Green Bits: September 2012
News and ideas from near and far for a healthier, more sustainable future.
by Pax Rasmussen
South Campus gets bike sharrows
“Sharrow” might be a silly word, but they’re pretty cool—especially if you’re a cyclist. A conflation of the words ‘share’ and ‘arrows,’ sharrows are those chevrons-above-bicycle markings painted in the middle of a lane—letting motorists know that the lane is used frequently by (and should be shared with) cyclists. The South Campus Drive sharrows are pre-made thermoplastic graphics melted onto the asphalt—which last longer and needs less maintenance than paint. South Campus Drive is often the only route for Univeristy of Utah bike commuters, but the road gets quite narrow in places and has almost no shoulder. It’s hoped that the sharrows markings will make the road safer and less nerve-wracking to both cyclists and motorists alike.
Salt Lake Community Solar
If you’re a homeowner, listen up: Salt Lake Community Solar is a community bulk-purchase solar initiative designed to help you overcome the logistical and financial hurdles of going solar. The group, modeled after other successful campaigns, is an initiative of the nonprofit Utah Clean Energy and is supported by Salt Lake City, Salt Lake County, the Wasatch Solar Challenge and community volunteers.
Participants in Salt Lake Community Solar will receive the following benefits:
• Significant discount pricing for residential solar installations, made possible by group purchasing power.
• Simplified and streamlined solar installation process.
• Quality projects from installers vetted by the Steering Committee.
Signup deadline is Sept. 21.
50 MPG by 2025
Last month, President Obama signed off on historic fuel efficiency standards—finalizing a program that would raise the average fuel efficiencies of new passenger vehicles to 54.5 miles per gallon by 2025. The standards set an average—not every new car will have to meet the 54.5 mark, but overall the hope is to raise the MPG of vehicles overall by nearly half what’s current. More importantly, perhaps, is one of the consequential benefits of these new standards—job creation. Across the nation, work to achieve the new standards is expected to create 570,000 new jobs—4,500 in Utah alone.

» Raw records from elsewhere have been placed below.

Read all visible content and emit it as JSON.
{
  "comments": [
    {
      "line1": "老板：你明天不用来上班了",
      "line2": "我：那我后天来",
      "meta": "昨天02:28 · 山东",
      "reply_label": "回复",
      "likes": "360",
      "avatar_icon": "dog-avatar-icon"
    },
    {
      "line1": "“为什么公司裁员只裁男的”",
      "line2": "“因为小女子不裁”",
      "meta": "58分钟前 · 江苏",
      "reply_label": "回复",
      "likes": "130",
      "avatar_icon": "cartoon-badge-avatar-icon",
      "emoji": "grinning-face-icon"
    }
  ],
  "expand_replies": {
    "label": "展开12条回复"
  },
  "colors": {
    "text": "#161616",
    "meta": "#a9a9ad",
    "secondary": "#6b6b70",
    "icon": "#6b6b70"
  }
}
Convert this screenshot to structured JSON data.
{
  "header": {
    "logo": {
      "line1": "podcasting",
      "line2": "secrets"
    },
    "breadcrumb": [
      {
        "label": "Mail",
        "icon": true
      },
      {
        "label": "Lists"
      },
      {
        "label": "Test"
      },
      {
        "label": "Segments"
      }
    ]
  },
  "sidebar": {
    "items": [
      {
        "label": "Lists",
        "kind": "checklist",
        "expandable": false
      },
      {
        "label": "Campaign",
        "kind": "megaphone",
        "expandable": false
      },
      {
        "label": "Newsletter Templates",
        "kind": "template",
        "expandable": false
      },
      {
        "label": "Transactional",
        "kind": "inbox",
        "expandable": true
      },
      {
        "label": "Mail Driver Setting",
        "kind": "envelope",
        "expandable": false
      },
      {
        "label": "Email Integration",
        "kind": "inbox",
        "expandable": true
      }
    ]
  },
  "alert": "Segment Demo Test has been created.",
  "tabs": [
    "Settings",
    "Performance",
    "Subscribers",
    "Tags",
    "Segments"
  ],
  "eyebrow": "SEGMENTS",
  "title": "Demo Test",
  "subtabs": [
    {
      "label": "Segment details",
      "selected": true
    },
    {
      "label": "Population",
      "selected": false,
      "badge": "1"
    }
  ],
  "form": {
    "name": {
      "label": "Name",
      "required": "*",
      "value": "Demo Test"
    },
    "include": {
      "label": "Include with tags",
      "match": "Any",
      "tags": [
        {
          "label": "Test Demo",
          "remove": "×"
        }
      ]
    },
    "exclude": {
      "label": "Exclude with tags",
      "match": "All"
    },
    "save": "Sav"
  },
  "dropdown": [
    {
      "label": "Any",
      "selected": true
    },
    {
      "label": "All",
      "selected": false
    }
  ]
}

USU battery breakthrough?
The U.S. Department of Energy has awarded Utah State University a $3 million grant to develop technology that could dramatically improve the battery performance of electric vehicles. The $3 million award is part of $43 million in funding from the U.S. Department of Energy’s Advanced Research Projects Agency-Energy (ARPA-E) announced earlier last month. USU is the lead research organization on the project, and has partnered with the National Renewable Energy Laboratory in Colorado, the University of Colorado—Colorado Springs and Boulder campuses—and the Ford Motor Company. Ultimately, researchers will demonstrate their approach on a full-scale commercial Ford PHEV battery pack.
Does anyone use phone books anymore? San Francisco banned the unsolicited distribution of Yellow Pages to homes and businesses. Seattle charges a 14 cent fee for every book delivered. Salt Lake doesn’t do anything at all. If, like me, the Yellow Pages goes from your doorstep to your recycle bin, check out the National Yellow Pages Consumer Choice and Opt-Out website. Sort of like the national do-not-call list, you can log onto the website, enter your information, and stop getting paper doorstops delivered every year. Some estimates show that disposing of unwanted phonebooks costs $54 million a year and another $9 million to recycle.